U.S. gasoline prices rise to $3.07 a gallon

NEW YORK, Jan 13 (Reuters) - The average price for a gallon of gasoline in the United States rose nearly 10 cents due to high crude oil prices, but they are not likely to continue to climb in the immediate future, an industry analyst said on Sunday.

The national average for self-serve, regular, unleaded gas was nearly $3.071 a gallon on Jan. 11, up 9.92 cents per gallon in the past two weeks, according to the nationwide Lundberg survey of some 7,000 gas stations.

This was below the May 18, 2007, all-time high of just over $3.18.

“The reason for nearly a dime increase in retail gasoline is mostly caused by the higher crude oil prices earlier this month and some increases in profit margins of both refiners and gasoline retailers,” survey editor Trilby Lundberg said.

“Also, gasoline demand is very weak anyway because of the high prices in 2007,’ she added.

At the current price of $3.071 per gallon, retail gasoline is 75.04 cents more expensive than it was a year ago.

The chances of prices continuing to rise are low since “these are the doldrums in seasonal gasoline demand,” Lundberg said.

The low demand for gasoline in January almost always suppresses price increases, Lundberg said.

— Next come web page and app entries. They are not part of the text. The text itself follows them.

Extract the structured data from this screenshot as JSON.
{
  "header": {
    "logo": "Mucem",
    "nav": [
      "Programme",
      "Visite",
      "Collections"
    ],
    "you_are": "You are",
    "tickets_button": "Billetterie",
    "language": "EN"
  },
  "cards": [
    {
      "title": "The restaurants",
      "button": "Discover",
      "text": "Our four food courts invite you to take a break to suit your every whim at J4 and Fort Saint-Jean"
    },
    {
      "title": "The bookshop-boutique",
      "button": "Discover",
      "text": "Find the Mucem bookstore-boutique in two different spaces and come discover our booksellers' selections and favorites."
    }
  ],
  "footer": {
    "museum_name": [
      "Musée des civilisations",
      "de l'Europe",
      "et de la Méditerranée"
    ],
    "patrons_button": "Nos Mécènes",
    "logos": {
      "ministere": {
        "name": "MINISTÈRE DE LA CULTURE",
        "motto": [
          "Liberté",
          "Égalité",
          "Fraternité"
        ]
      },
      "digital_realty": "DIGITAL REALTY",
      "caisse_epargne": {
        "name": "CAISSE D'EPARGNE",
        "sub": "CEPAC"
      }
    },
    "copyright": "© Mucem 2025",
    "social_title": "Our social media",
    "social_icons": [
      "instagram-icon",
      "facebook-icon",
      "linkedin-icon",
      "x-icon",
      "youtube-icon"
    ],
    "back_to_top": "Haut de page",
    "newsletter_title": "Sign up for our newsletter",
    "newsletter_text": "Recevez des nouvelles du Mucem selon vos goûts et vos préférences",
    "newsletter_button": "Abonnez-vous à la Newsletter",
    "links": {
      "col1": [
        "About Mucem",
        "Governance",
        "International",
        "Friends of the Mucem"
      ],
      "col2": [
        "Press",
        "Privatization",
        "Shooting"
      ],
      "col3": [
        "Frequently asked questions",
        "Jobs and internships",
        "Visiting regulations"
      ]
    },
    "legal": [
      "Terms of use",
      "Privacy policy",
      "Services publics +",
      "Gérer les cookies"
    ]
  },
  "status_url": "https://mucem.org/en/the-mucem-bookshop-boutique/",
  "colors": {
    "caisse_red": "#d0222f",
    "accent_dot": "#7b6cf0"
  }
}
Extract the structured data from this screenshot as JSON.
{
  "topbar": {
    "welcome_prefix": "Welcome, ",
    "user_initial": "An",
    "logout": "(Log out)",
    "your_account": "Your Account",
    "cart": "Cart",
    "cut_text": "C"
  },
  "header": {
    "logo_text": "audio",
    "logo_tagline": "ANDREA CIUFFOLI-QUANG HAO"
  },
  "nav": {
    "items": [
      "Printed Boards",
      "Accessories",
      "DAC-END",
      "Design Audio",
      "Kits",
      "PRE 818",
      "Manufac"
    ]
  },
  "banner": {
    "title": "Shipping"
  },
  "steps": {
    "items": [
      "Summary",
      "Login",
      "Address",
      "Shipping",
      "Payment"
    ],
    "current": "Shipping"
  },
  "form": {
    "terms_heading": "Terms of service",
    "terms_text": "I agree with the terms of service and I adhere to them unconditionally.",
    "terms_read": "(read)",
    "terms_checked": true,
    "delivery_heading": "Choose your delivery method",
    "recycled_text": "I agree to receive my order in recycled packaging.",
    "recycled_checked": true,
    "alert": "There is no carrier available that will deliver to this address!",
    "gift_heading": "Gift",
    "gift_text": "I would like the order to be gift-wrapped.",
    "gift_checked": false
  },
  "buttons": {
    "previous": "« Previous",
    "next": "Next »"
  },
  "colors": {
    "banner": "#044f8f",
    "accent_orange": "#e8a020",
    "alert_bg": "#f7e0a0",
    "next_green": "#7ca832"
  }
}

“It would take crude oil prices rising well above the current $92.69 (a barrel) in order to move gasoline prices up significantly from here,” Lundberg added.

At $3.39 a gallon, San Francisco had the highest average price for self-serve, regular gas, while the lowest price was $2.77 a gallon in Cheyenne, Wyoming, Lundberg said. (Reporting by Aarthi Sivaraman, editing by Maureen Bavdek)